Copy exactly and only the lines running from the one that contains "Serialize everything readable" to the final line of the data below, without the pictures.

(Input for this task)

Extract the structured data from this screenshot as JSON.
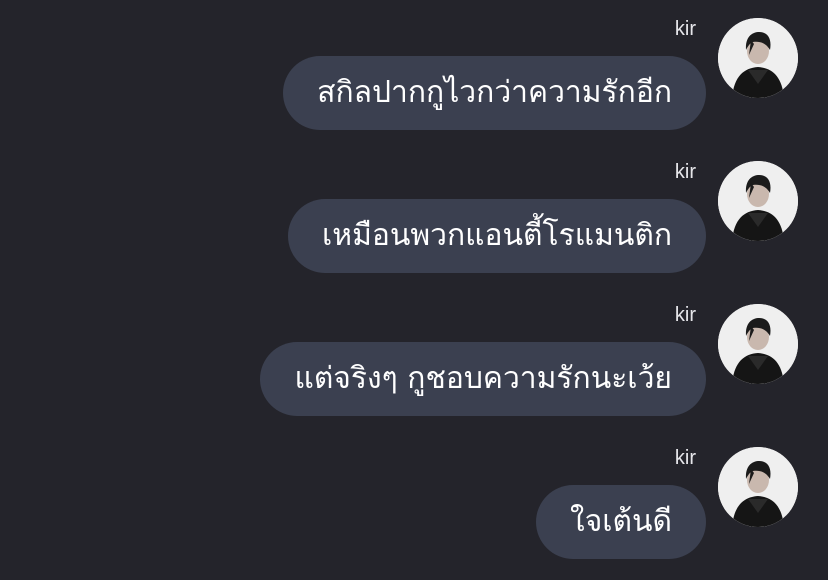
{
  "messages": [
    {
      "sender": "kir",
      "text": "สกิลปากกูไวกว่าความรักอีก",
      "avatar_icon": "profile-photo"
    },
    {
      "sender": "kir",
      "text": "เหมือนพวกแอนตี้โรแมนติก",
      "avatar_icon": "profile-photo"
    },
    {
      "sender": "kir",
      "text": "แต่จริงๆ กูชอบความรักนะเว้ย",
      "avatar_icon": "profile-photo"
    },
    {
      "sender": "kir",
      "text": "ใจเต้นดี",
      "avatar_icon": "profile-photo"
    }
  ],
  "colors": {
    "background": "#24242b",
    "bubble": "#3b4050",
    "text": "#ffffff"
  }
}
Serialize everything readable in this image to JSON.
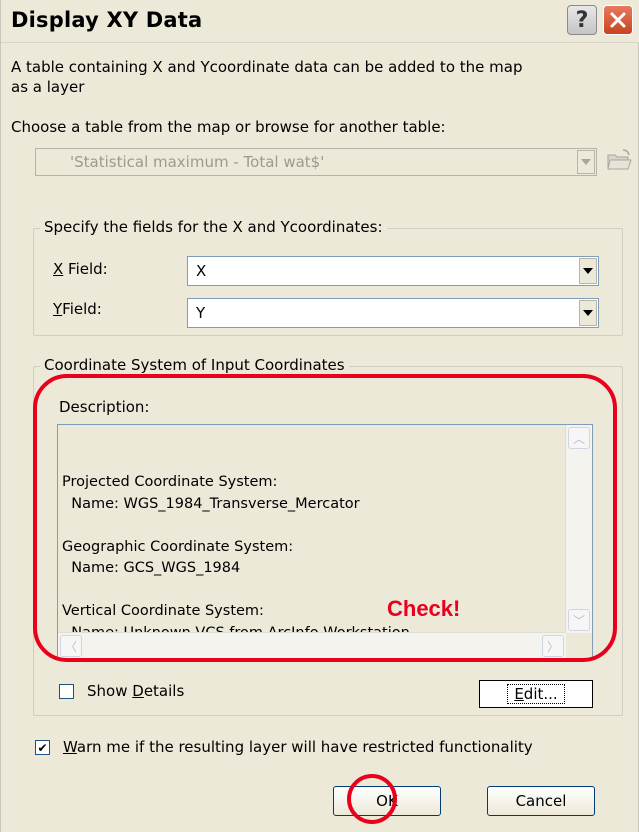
{
  "window": {
    "title": "Display XY Data",
    "help_glyph": "?",
    "close_icon": "close-icon",
    "help_icon": "help-icon"
  },
  "intro": {
    "line1": "A table containing X and Ycoordinate data can be added to the map",
    "line2": "as a layer"
  },
  "table_chooser": {
    "label": "Choose a table from the map or browse for another table:",
    "selected_value": "'Statistical maximum - Total wat$'",
    "browse_icon": "open-folder-icon"
  },
  "xy_fields": {
    "group_label": "Specify the fields for the X and Ycoordinates:",
    "x_label_key": "X",
    "x_label_rest": " Field:",
    "x_value": "X",
    "y_label_key": "Y",
    "y_label_rest": "Field:",
    "y_value": "Y"
  },
  "coordinate_system": {
    "group_label": "Coordinate System of Input Coordinates",
    "description_label": "Description:",
    "lines": [
      "Projected Coordinate System:",
      "  Name: WGS_1984_Transverse_Mercator",
      "",
      "Geographic Coordinate System:",
      "  Name: GCS_WGS_1984",
      "",
      "Vertical Coordinate System:",
      "  Name: Unknown VCS from ArcInfo Workstation"
    ],
    "show_details_prefix": "Show ",
    "show_details_key": "D",
    "show_details_rest": "etails",
    "show_details_checked": false,
    "edit_prefix": "",
    "edit_key": "E",
    "edit_rest": "dit..."
  },
  "annotation": {
    "check_label": "Check!",
    "color": "#e8001c"
  },
  "warning": {
    "checked": true,
    "check_glyph": "✔",
    "key": "W",
    "rest": "arn me if the resulting layer will have restricted functionality"
  },
  "buttons": {
    "ok": "OK",
    "cancel": "Cancel"
  }
}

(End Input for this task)

» **The answer**:
Serialize everything readable in this image to JSON.
{
  "window": {
    "title": "Display XY Data",
    "help_glyph": "?",
    "close_icon": "close-icon",
    "help_icon": "help-icon"
  },
  "intro": {
    "line1": "A table containing X and Ycoordinate data can be added to the map",
    "line2": "as a layer"
  },
  "table_chooser": {
    "label": "Choose a table from the map or browse for another table:",
    "selected_value": "'Statistical maximum - Total wat$'",
    "browse_icon": "open-folder-icon"
  },
  "xy_fields": {
    "group_label": "Specify the fields for the X and Ycoordinates:",
    "x_label_key": "X",
    "x_label_rest": " Field:",
    "x_value": "X",
    "y_label_key": "Y",
    "y_label_rest": "Field:",
    "y_value": "Y"
  },
  "coordinate_system": {
    "group_label": "Coordinate System of Input Coordinates",
    "description_label": "Description:",
    "lines": [
      "Projected Coordinate System:",
      "  Name: WGS_1984_Transverse_Mercator",
      "",
      "Geographic Coordinate System:",
      "  Name: GCS_WGS_1984",
      "",
      "Vertical Coordinate System:",
      "  Name: Unknown VCS from ArcInfo Workstation"
    ],
    "show_details_prefix": "Show ",
    "show_details_key": "D",
    "show_details_rest": "etails",
    "show_details_checked": false,
    "edit_prefix": "",
    "edit_key": "E",
    "edit_rest": "dit..."
  },
  "annotation": {
    "check_label": "Check!",
    "color": "#e8001c"
  },
  "warning": {
    "checked": true,
    "check_glyph": "✔",
    "key": "W",
    "rest": "arn me if the resulting layer will have restricted functionality"
  },
  "buttons": {
    "ok": "OK",
    "cancel": "Cancel"
  }
}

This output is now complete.